David Jacobstein, Democracy Specialist, Center for Democracy, Human Rights and Governance, USAID

David Jacobstein has been with USAID for 10 years. He serves as a Democracy Specialist in the Policy Coordination and Integration Division of the Democracy, Human Rights, and Governance Center, where he focuses on issues of capacity development, systems thinking, political economy, and cross-sectoral integration. Previously, he worked for Pact and the American Bar Association supporting civil society strengthening and rule of law programming across Africa, Europe, and Asia. He holds an MA from Johns Hopkins SAIS and a BA from Brown University.

Anna Mosley, Learning Lead for Oxfam Aotearoa’s Kōtui Programme

Anna has worked in Oxfam Aotearoa’s Partnerships Team for six years, moving from a portfolio manager role to one focused on monitoring, evaluation and learning for a programme that spans governance and women’s empowerment in the area of climate change. Before joining Oxfam, Anna worked with the New Zealand Ministry of Foreign Affairs and Trade, managing New Zealand’s aid to Timor-Leste for nine years, from Wellington and Dili. She has a deep curiosity about culture and language, and loves learning languages.

Elizabeth Wiltshire, Manager – Capability, Assurance & Performance, New Zealand Ministry of Foreign Affairs and Trade

Liz works within the Commercial Division at Manatū Aorere, the New Zealand Ministry of Foreign Affairs and Trade (MFAT). Her key interests are applying a social procurement lens across government procurement policies, simplification of procurement approaches to reduce barriers for marginalised suppliers, and prioritisation of genuine partnerships which acknowledge the expertise of indigenous stakeholders. Prior to working at MFAT, she spent 7 years in procurement at Ara Poutama Aotearoa, the New Zealand Department of Corrections where her work included partnership projects with local Māori iwi, as well as promoting inclusion and diversity with a focus on LGBTQIA+ and disability.

The Discussants:

Ese Emerhi, Global Network Weaver, Global Fund for Community Foundations

Ese is the Global Network Weaver for the Global Fund for Community Foundations (GFCF). In her role, she works with and helps to strengthen connections across GFCF’s global network of community philanthropy and civil society partners. She also works with allies in the #shiftthepower movement around shaping broader advocacy, influencing and engagement efforts involving other parts of the mainstream development sector.

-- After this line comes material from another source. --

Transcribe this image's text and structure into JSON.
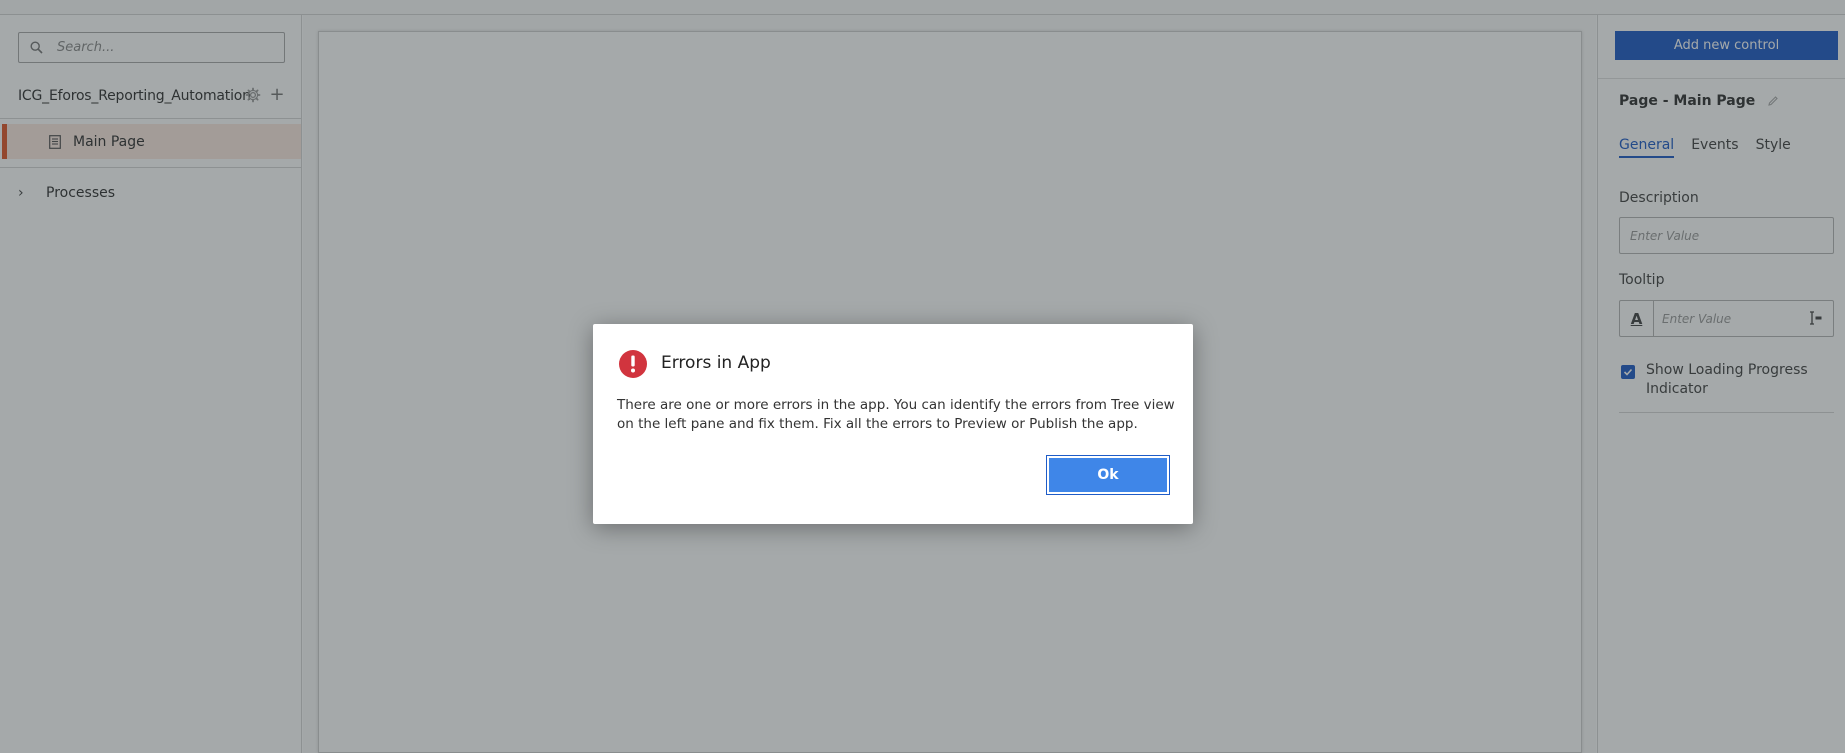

Sandra Kraushaar, Director, Pacific Islands, The Asia Foundation

Sandra Kraushaar is director for The Asia Foundation in the Pacific Islands. Sandra has previously served as Australian DFAT’s program and policy lead on Women, Peace, and Security agenda and multilateral gender work. Prior to this, she was a governance adviser with DFAT’s Governance and Fragility Branch, where she provided specialist guidance and training on political economy analysis, TWP and developmental leadership. She has also led DFAT’s Fragility and Conflict section. Sandra has a bachelor’s degree in Politics, Peace, and Human Geography from the University of New England and a master’s degree in Applied Anthropology and Participatory Development from The Australian National University.

In collaboration with La Trobe University